[Element data from apps and pages]
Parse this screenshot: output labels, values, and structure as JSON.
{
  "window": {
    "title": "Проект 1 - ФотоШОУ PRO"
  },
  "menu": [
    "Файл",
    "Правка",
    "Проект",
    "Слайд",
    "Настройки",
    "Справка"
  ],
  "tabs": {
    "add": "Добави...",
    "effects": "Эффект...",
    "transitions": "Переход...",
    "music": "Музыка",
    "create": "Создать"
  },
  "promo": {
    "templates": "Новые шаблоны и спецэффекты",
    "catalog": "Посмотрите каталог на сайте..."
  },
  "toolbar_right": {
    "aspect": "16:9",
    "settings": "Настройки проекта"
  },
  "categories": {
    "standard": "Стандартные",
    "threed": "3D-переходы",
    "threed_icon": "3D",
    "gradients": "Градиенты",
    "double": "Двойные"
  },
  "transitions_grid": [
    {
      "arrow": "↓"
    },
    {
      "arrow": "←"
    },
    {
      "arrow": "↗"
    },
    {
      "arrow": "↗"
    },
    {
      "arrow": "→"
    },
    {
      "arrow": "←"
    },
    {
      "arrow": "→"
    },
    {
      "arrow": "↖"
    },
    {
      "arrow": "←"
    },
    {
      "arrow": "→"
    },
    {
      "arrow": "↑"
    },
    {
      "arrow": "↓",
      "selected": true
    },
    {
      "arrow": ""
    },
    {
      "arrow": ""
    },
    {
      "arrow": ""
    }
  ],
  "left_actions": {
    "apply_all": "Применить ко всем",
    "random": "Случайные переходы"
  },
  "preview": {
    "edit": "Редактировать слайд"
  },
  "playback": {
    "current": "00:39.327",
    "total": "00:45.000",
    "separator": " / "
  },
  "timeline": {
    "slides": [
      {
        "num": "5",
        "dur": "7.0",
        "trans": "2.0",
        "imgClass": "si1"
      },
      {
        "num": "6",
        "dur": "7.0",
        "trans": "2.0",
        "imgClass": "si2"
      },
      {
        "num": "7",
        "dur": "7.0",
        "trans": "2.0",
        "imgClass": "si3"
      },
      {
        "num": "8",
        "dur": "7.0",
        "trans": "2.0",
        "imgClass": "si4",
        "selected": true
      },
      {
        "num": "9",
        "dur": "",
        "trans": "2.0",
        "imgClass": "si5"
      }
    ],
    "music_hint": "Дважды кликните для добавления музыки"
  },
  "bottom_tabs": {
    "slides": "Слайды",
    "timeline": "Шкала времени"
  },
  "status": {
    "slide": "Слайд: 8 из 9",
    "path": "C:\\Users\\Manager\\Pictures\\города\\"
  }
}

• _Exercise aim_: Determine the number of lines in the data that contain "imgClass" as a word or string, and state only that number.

• _Task output_: 5